Though Wuerl writes in Thursday's correspondence that "Among the many observations was that the archdiocese would be well served by new leadership to help move beyond the current confusion, disappointment and disunity," he does not say what his plans are other than the Mass next Friday.
Wuerl has "categorically denied" that any information about accusations against McCarrick was ever brought to him. He has also defended his overall record handling clerical abuse in Pittsburgh, even while acknowledging "errors in judgment."
The archdiocese is also trying to plan a one-day retreat for sexual abuse survivors, he wrote. The retreat would include prayer and professional counseling.
Meeting with Pope
The letter comes after Wuerl's recent trip to Vatican City to meet with the Pope about his situation, according to a source familiar with the archbishop's presentation to local priests in Washington.
The source said Wuerl told the priests about the papal meeting, including Francis' advice that the cardinal should consult with his priests as Wuerl discerns his future.
That was part of a larger conversation between the Pope and Wuerl, the source said.
Protests at Mass
On Sunday, as Wuerl addressed the sexual abuse scandal at a Washington church, one Catholic yelled "Shame on you!" while another turned her back on the cardinal in protest.
Wuerl addressed Washington's Annunciation Catholic Church, where the cardinal was installing a new pastor.

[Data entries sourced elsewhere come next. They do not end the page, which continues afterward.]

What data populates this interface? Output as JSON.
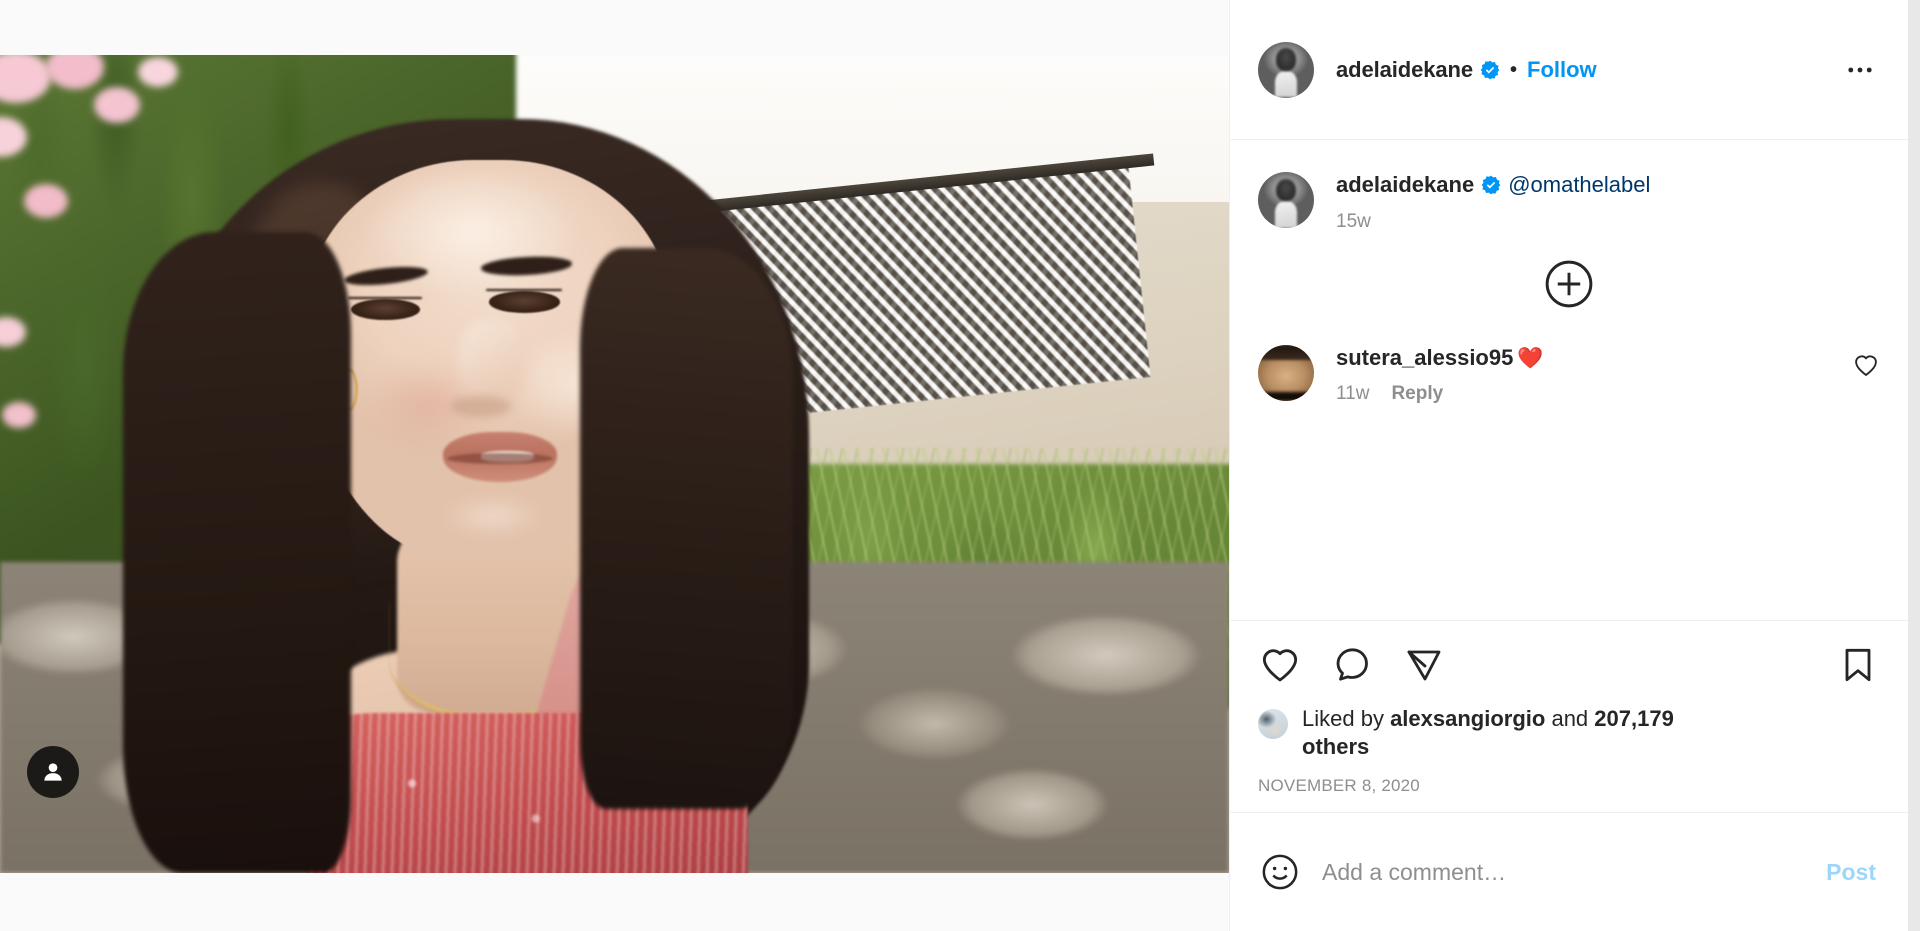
{
  "header": {
    "username": "adelaidekane",
    "verified_icon": "verified-badge-icon",
    "separator": "•",
    "follow_label": "Follow",
    "more_icon": "ellipsis-icon",
    "avatar_alt": "adelaidekane-avatar"
  },
  "caption": {
    "username": "adelaidekane",
    "verified_icon": "verified-badge-icon",
    "text": "@omathelabel",
    "time": "15w"
  },
  "load_more": {
    "icon": "plus-circle-icon",
    "label": "Load more comments"
  },
  "comments": [
    {
      "username": "sutera_alessio95",
      "text": "❤️",
      "time": "11w",
      "reply_label": "Reply",
      "like_icon": "heart-outline-icon",
      "avatar_alt": "sutera_alessio95-avatar"
    }
  ],
  "actions": {
    "like_icon": "heart-icon",
    "comment_icon": "comment-bubble-icon",
    "share_icon": "share-paper-plane-icon",
    "save_icon": "bookmark-icon"
  },
  "likes": {
    "prefix": "Liked by ",
    "username": "alexsangiorgio",
    "middle": " and ",
    "count_text": "207,179 others",
    "avatar_alt": "alexsangiorgio-avatar"
  },
  "post_date": "NOVEMBER 8, 2020",
  "compose": {
    "emoji_icon": "smiley-face-icon",
    "placeholder": "Add a comment…",
    "value": "",
    "post_label": "Post"
  },
  "media": {
    "tag_badge_icon": "person-tag-icon",
    "alt": "Woman with long dark hair in a red patterned top outdoors"
  },
  "colors": {
    "accent": "#0095f6",
    "link_dark": "#00376b",
    "text": "#262626",
    "muted": "#8e8e8e",
    "border": "#efefef"
  }
}
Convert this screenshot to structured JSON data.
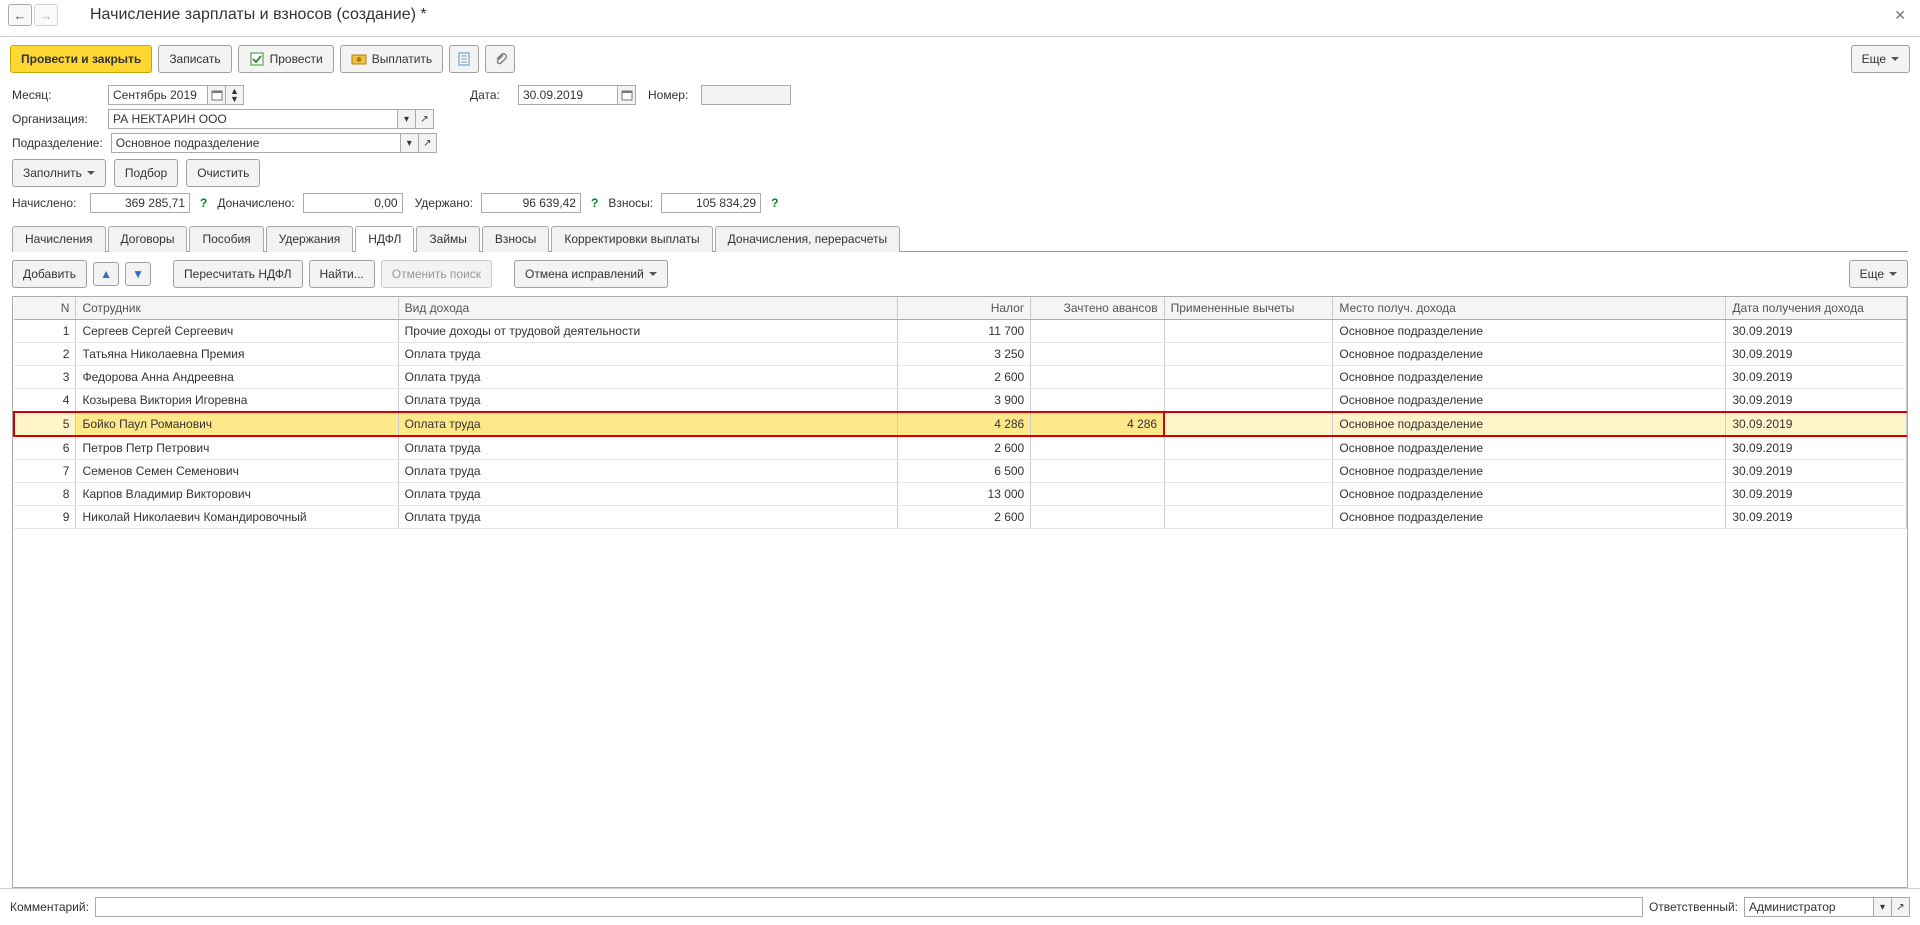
{
  "title": "Начисление зарплаты и взносов (создание) *",
  "toolbar": {
    "post_close": "Провести и закрыть",
    "save": "Записать",
    "post": "Провести",
    "pay": "Выплатить",
    "more": "Еще"
  },
  "form": {
    "month_lbl": "Месяц:",
    "month_val": "Сентябрь 2019",
    "date_lbl": "Дата:",
    "date_val": "30.09.2019",
    "number_lbl": "Номер:",
    "number_val": "",
    "org_lbl": "Организация:",
    "org_val": "РА НЕКТАРИН ООО",
    "dept_lbl": "Подразделение:",
    "dept_val": "Основное подразделение",
    "fill": "Заполнить",
    "pick": "Подбор",
    "clear": "Очистить",
    "accrued_lbl": "Начислено:",
    "accrued_val": "369 285,71",
    "extra_lbl": "Доначислено:",
    "extra_val": "0,00",
    "withheld_lbl": "Удержано:",
    "withheld_val": "96 639,42",
    "contrib_lbl": "Взносы:",
    "contrib_val": "105 834,29"
  },
  "tabs": [
    "Начисления",
    "Договоры",
    "Пособия",
    "Удержания",
    "НДФЛ",
    "Займы",
    "Взносы",
    "Корректировки выплаты",
    "Доначисления, перерасчеты"
  ],
  "active_tab": 4,
  "sub": {
    "add": "Добавить",
    "recalc": "Пересчитать НДФЛ",
    "find": "Найти...",
    "cancel_search": "Отменить поиск",
    "cancel_fix": "Отмена исправлений",
    "more": "Еще"
  },
  "cols": [
    "N",
    "Сотрудник",
    "Вид дохода",
    "Налог",
    "Зачтено авансов",
    "Примененные вычеты",
    "Место получ. дохода",
    "Дата получения дохода"
  ],
  "rows": [
    {
      "n": "1",
      "emp": "Сергеев Сергей Сергеевич",
      "type": "Прочие доходы от трудовой деятельности",
      "tax": "11 700",
      "adv": "",
      "ded": "",
      "loc": "Основное подразделение",
      "date": "30.09.2019"
    },
    {
      "n": "2",
      "emp": "Татьяна Николаевна Премия",
      "type": "Оплата труда",
      "tax": "3 250",
      "adv": "",
      "ded": "",
      "loc": "Основное подразделение",
      "date": "30.09.2019"
    },
    {
      "n": "3",
      "emp": "Федорова Анна Андреевна",
      "type": "Оплата труда",
      "tax": "2 600",
      "adv": "",
      "ded": "",
      "loc": "Основное подразделение",
      "date": "30.09.2019"
    },
    {
      "n": "4",
      "emp": "Козырева Виктория Игоревна",
      "type": "Оплата труда",
      "tax": "3 900",
      "adv": "",
      "ded": "",
      "loc": "Основное подразделение",
      "date": "30.09.2019"
    },
    {
      "n": "5",
      "emp": "Бойко Паул Романович",
      "type": "Оплата труда",
      "tax": "4 286",
      "adv": "4 286",
      "ded": "",
      "loc": "Основное подразделение",
      "date": "30.09.2019",
      "hl": true
    },
    {
      "n": "6",
      "emp": "Петров Петр Петрович",
      "type": "Оплата труда",
      "tax": "2 600",
      "adv": "",
      "ded": "",
      "loc": "Основное подразделение",
      "date": "30.09.2019"
    },
    {
      "n": "7",
      "emp": "Семенов Семен Семенович",
      "type": "Оплата труда",
      "tax": "6 500",
      "adv": "",
      "ded": "",
      "loc": "Основное подразделение",
      "date": "30.09.2019"
    },
    {
      "n": "8",
      "emp": "Карпов Владимир Викторович",
      "type": "Оплата труда",
      "tax": "13 000",
      "adv": "",
      "ded": "",
      "loc": "Основное подразделение",
      "date": "30.09.2019"
    },
    {
      "n": "9",
      "emp": "Николай Николаевич Командировочный",
      "type": "Оплата труда",
      "tax": "2 600",
      "adv": "",
      "ded": "",
      "loc": "Основное подразделение",
      "date": "30.09.2019"
    }
  ],
  "footer": {
    "comment_lbl": "Комментарий:",
    "comment_val": "",
    "resp_lbl": "Ответственный:",
    "resp_val": "Администратор"
  }
}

In a short speech after the Mass, Wuerl asked the 200 or so people in the congregation to forgive his "errors in judgment" and "inadequacies."
Wuerl also urged the parish to pray for and remain loyal to Pope Francis, as "increasingly it is clear that he is the object of considerable animosity."
One of the protesters said he was upset about Wuerl's response to a damning grand jury report from Pennsylvania, which found that more than 300 Catholic priests had abused more than 1,000 children since 1947 in six dioceses, including Pittsburgh.
The grand jury report, along with a separate scandal involving McCarrick, the former archbishop of Washington, have rocked the Catholic Church in the United States and sparked a high-stakes power play at the Vatican, with some pushing for the Pope's removal.